Task goal: Search the records for the string "instances" and copy every line in which it appears.

Source data:
....
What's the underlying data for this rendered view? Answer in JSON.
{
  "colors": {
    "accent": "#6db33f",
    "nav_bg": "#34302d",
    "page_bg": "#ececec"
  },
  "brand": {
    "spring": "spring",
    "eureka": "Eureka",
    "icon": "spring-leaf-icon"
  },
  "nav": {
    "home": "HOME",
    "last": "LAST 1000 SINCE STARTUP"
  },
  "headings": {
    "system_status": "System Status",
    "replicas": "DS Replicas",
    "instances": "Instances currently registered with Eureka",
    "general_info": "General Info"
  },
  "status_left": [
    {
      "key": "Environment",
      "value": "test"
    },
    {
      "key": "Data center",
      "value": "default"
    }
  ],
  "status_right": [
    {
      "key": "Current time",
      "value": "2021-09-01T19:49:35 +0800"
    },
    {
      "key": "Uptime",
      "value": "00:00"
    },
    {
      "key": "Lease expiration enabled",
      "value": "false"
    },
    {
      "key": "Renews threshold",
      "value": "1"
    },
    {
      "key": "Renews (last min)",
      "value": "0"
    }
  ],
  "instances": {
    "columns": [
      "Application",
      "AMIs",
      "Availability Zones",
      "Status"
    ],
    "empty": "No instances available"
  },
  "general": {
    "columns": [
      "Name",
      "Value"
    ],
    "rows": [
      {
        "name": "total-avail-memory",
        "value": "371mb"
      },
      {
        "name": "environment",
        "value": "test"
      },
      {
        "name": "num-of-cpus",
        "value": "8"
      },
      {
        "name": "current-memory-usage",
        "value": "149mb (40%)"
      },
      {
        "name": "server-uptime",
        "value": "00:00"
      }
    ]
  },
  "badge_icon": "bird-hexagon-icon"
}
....
Solution:
    "instances": "Instances currently registered with Eureka",
  "instances": {
    "empty": "No instances available"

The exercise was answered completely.